Cao Bao Anh from the Industry Department under the Ministry of Industry and Trade (MoIT) emphasized that the development of Vietnam’s electronics industry had been imbalanced, with consumer electronics such as audio-visual equipment and entertainment facilities dominating the market.
Without a long-term development strategy, the electronics industry in Vietnam would lose significant market share at home, warned Bao Anh.
Bao Anh also noted that the MoIT found the electronics sector’s overall return on investment to be low, as the national Incremental Capital-Output Ratio (ICOR) coefficient is below that of other countries such as Thailand, Malaysia and China.
The electronics sector has to import about 77 percent of their products’ added value, meaning that the domestic supply of electronic components is very low. The country produces mainly a few mechanical spare parts and simple components made from plastic and rubber, according to a 2016 survey by the Supporting Industry Enterprise Development Center (SIDEC) quoted by the CIEM.
Research and product design development for Vietnamese enterprises is still weak. As a result, most Vietnamese firms only outsource foreign products, never venturing to develop their own products.
The report also states that first-tier suppliers to the electronics sector are mostly FDI firms.
Household electronics accounts for about 80 percent of output and about 30 per cent of total revenue. Only 20 percent of output is comprised of specialised electronics products, according to Nguyen Thi Tue Anh, CIEM’s deputy director.
Tue Anh also warned that the localisation rate of products only reached 20 to 30 per cent, meaning most of the products on the electronics market are now imported completely or assembled with imported components.

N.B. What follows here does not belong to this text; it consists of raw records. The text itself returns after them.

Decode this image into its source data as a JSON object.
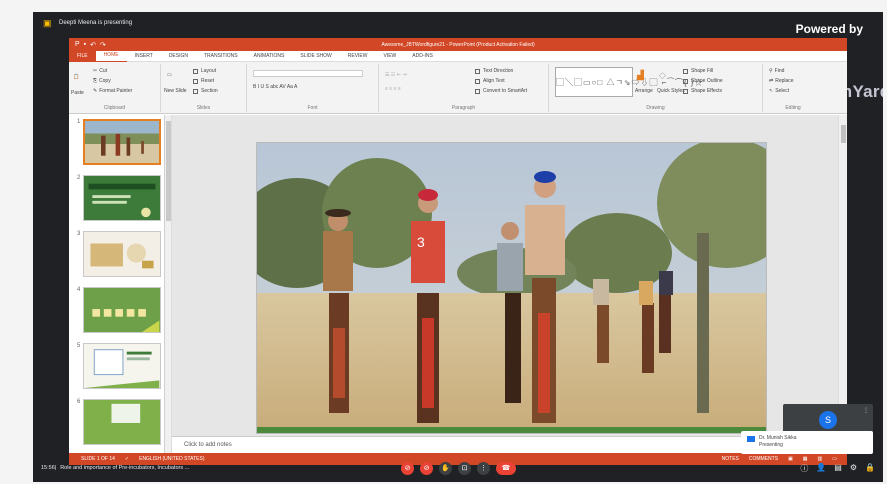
{
  "meet": {
    "presenting_text": "Deepti Meena is presenting",
    "powered_by": "Powered by",
    "streamyard": "StreamYard",
    "time": "15:56",
    "meeting_title": "Role and importance of Pre-incubators, Incubators ..."
  },
  "powerpoint": {
    "title": "Awesome_JBTWordfigure21 - PowerPoint (Product Activation Failed)",
    "tabs": [
      "FILE",
      "HOME",
      "INSERT",
      "DESIGN",
      "TRANSITIONS",
      "ANIMATIONS",
      "SLIDE SHOW",
      "REVIEW",
      "VIEW",
      "ADD-INS"
    ],
    "ribbon": {
      "clipboard": {
        "paste": "Paste",
        "cut": "Cut",
        "copy": "Copy",
        "format_painter": "Format Painter",
        "label": "Clipboard"
      },
      "slides": {
        "new_slide": "New Slide",
        "layout": "Layout",
        "reset": "Reset",
        "section": "Section",
        "label": "Slides"
      },
      "font": {
        "buttons": "B  I  U  S  abc  AV  Aa  A",
        "label": "Font"
      },
      "paragraph": {
        "text_direction": "Text Direction",
        "align_text": "Align Text",
        "convert_smartart": "Convert to SmartArt",
        "label": "Paragraph"
      },
      "drawing": {
        "arrange": "Arrange",
        "quick_styles": "Quick Styles",
        "shape_fill": "Shape Fill",
        "shape_outline": "Shape Outline",
        "shape_effects": "Shape Effects",
        "label": "Drawing"
      },
      "editing": {
        "find": "Find",
        "replace": "Replace",
        "select": "Select",
        "label": "Editing"
      }
    },
    "thumbnails": [
      "1",
      "2",
      "3",
      "4",
      "5",
      "6"
    ],
    "notes_placeholder": "Click to add notes",
    "status": {
      "slide_count": "SLIDE 1 OF 14",
      "language": "ENGLISH (UNITED STATES)",
      "notes": "NOTES",
      "comments": "COMMENTS"
    }
  },
  "participant": {
    "initial": "S",
    "popup_name": "Dr. Munish Sikka",
    "popup_status": "Presenting"
  },
  "colors": {
    "ppt_accent": "#d24726",
    "meet_bg": "#202124",
    "end_call": "#ea4335",
    "avatar": "#1a73e8"
  }
}
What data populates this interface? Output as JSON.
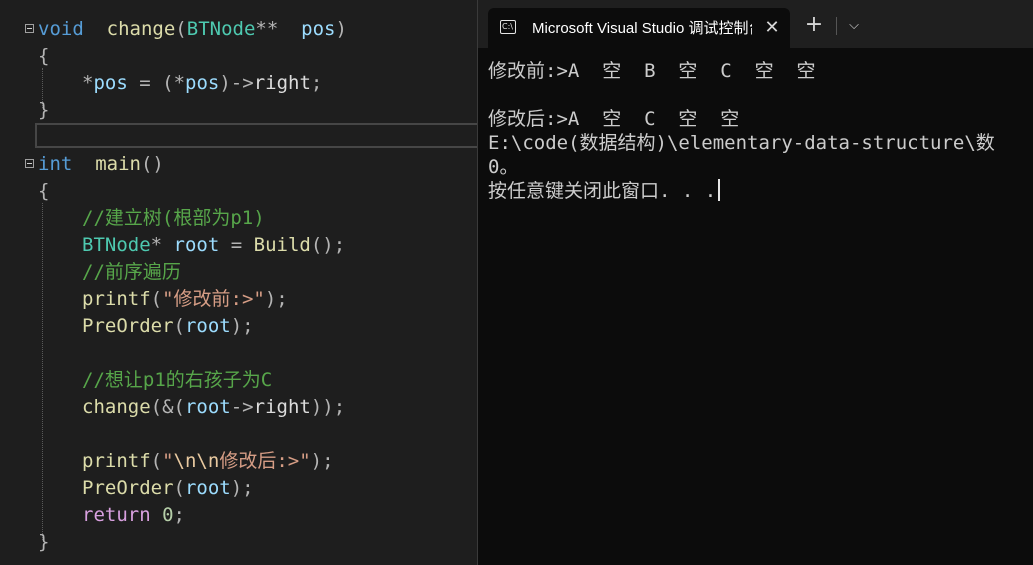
{
  "editor": {
    "lines": [
      {
        "id": "l1",
        "tokens": [
          [
            "kw",
            "void"
          ],
          [
            "",
            "  "
          ],
          [
            "fn",
            "change"
          ],
          [
            "pun",
            "("
          ],
          [
            "ty",
            "BTNode"
          ],
          [
            "op",
            "**"
          ],
          [
            "",
            "  "
          ],
          [
            "pm",
            "pos"
          ],
          [
            "pun",
            ")"
          ]
        ]
      },
      {
        "id": "l2",
        "tokens": [
          [
            "pun",
            "{"
          ]
        ]
      },
      {
        "id": "l3",
        "tokens": [
          [
            "op",
            "*"
          ],
          [
            "pm",
            "pos"
          ],
          [
            "",
            ""
          ],
          [
            "op",
            " = "
          ],
          [
            "pun",
            "("
          ],
          [
            "op",
            "*"
          ],
          [
            "pm",
            "pos"
          ],
          [
            "pun",
            ")"
          ],
          [
            "op",
            "->"
          ],
          [
            "",
            "right"
          ],
          [
            "pun",
            ";"
          ]
        ]
      },
      {
        "id": "l4",
        "tokens": [
          [
            "pun",
            "}"
          ]
        ]
      },
      {
        "id": "l5",
        "tokens": []
      },
      {
        "id": "l6",
        "tokens": [
          [
            "kw",
            "int"
          ],
          [
            "",
            "  "
          ],
          [
            "fn",
            "main"
          ],
          [
            "pun",
            "()"
          ]
        ]
      },
      {
        "id": "l7",
        "tokens": [
          [
            "pun",
            "{"
          ]
        ]
      },
      {
        "id": "l8",
        "tokens": [
          [
            "cm",
            "//建立树(根部为p1)"
          ]
        ]
      },
      {
        "id": "l9",
        "tokens": [
          [
            "ty",
            "BTNode"
          ],
          [
            "op",
            "*"
          ],
          [
            "",
            ""
          ],
          [
            "pm",
            " root"
          ],
          [
            "op",
            " = "
          ],
          [
            "fn",
            "Build"
          ],
          [
            "pun",
            "();"
          ]
        ]
      },
      {
        "id": "l10",
        "tokens": [
          [
            "cm",
            "//前序遍历"
          ]
        ]
      },
      {
        "id": "l11",
        "tokens": [
          [
            "fn",
            "printf"
          ],
          [
            "pun",
            "("
          ],
          [
            "str",
            "\"修改前:>\""
          ],
          [
            "pun",
            ");"
          ]
        ]
      },
      {
        "id": "l12",
        "tokens": [
          [
            "fn",
            "PreOrder"
          ],
          [
            "pun",
            "("
          ],
          [
            "pm",
            "root"
          ],
          [
            "pun",
            ");"
          ]
        ]
      },
      {
        "id": "l13",
        "tokens": []
      },
      {
        "id": "l14",
        "tokens": [
          [
            "cm",
            "//想让p1的右孩子为C"
          ]
        ]
      },
      {
        "id": "l15",
        "tokens": [
          [
            "fn",
            "change"
          ],
          [
            "pun",
            "(&("
          ],
          [
            "pm",
            "root"
          ],
          [
            "op",
            "->"
          ],
          [
            "",
            "right"
          ],
          [
            "pun",
            "));"
          ]
        ]
      },
      {
        "id": "l16",
        "tokens": []
      },
      {
        "id": "l17",
        "tokens": [
          [
            "fn",
            "printf"
          ],
          [
            "pun",
            "("
          ],
          [
            "str",
            "\""
          ],
          [
            "esc",
            "\\n\\n"
          ],
          [
            "str",
            "修改后:>\""
          ],
          [
            "pun",
            ");"
          ]
        ]
      },
      {
        "id": "l18",
        "tokens": [
          [
            "fn",
            "PreOrder"
          ],
          [
            "pun",
            "("
          ],
          [
            "pm",
            "root"
          ],
          [
            "pun",
            ");"
          ]
        ]
      },
      {
        "id": "l19",
        "tokens": [
          [
            "ctl",
            "return"
          ],
          [
            "",
            ""
          ],
          [
            "num",
            " 0"
          ],
          [
            "pun",
            ";"
          ]
        ]
      },
      {
        "id": "l20",
        "tokens": [
          [
            "pun",
            "}"
          ]
        ]
      }
    ]
  },
  "console": {
    "tab_title": "Microsoft Visual Studio 调试控制台",
    "tab_icon_glyph": "C:\\",
    "close_glyph": "✕",
    "new_tab_glyph": "+",
    "dropdown_glyph": "⌵",
    "output": [
      "修改前:>A  空  B  空  C  空  空",
      "",
      "修改后:>A  空  C  空  空",
      "E:\\code(数据结构)\\elementary-data-structure\\数",
      "0。",
      "按任意键关闭此窗口. . ."
    ]
  },
  "colors": {
    "editor_bg": "#1e1e1e",
    "console_bg": "#0c0c0c",
    "keyword": "#569cd6",
    "type": "#4ec9b0",
    "function": "#dcdcaa",
    "comment": "#57a64a",
    "string": "#d69d85"
  }
}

"Domestic enterprises are only involved in packaging, or producing low-cost components that do not carry much added value," said Tue Anh.
The CIEM’s findings show that after more than 30 years of development, Vietnam’s electronics industry is still in the process of outsourcing for foreign brands. Domestic electronics companies are producing outdated products for low profits and only 5 to 10 percent of added value annually.
Meanwhile, electronics- and electrical appliances-producing FDI enterprises are facing pressure to reduce costs, as the number of supporting enterprises in Vietnam is still very low compared to the number of assemblers, and the quality of products is disputed.
The total mobile phones and accessories produced in the country in 2016 were worth more than $34 billion, with foreign-invested enterprises accounting for 99.8 percent of the value.
"This means most FDI enterprises have to import parts from neighbouring countries or directly from their country of origin," Tue Anh noted.
She nonetheless acknowledged that Vietnam’s electronics industry played an important role in the country’s economic development. Though it got off to a slow start compared to a number of other industries, it had grown rapidly over the years.
As cited by the CIEM, data from the General Statistics Office for the period from 2012 to 2016 show that the domestic electronic products consumption index was consistently high, peaking between 2012 and 2013 and stabilising in the 2014-2015 period.
In 2016, although the consumption index of electronic products decreased sharply over the previous year, it was still significant in comparison with the total manufacturing industry consumption index.
The number of jobs in the electronics industry increased seven times in eight years, from 46,000 in 2005 to 327,000 in 2013, and to 500,000 in 2016.
Such high demand for electronic products is a good sign for efforts to promote Vietnam’s electronics industry.
In order to improve the efficiency of the electronics industry, Bui Bai Cuong from the Ministry of Information and Communication said that in the future, it is necessary to focus on research and development, define the sector’s development strategy, focus on identifying core products and generate breakthroughs to promote faster and more efficient products.
He also noted that implementation of supporting industry development policies is slow. The industry faces a significant shortage of high quality human resources and lacks investment especially in the electronics industry’s supporting manufacturing sector.
Yesterday’s forum was organised by the CIEM, with attendance by representatives from business associations, universities and government departments.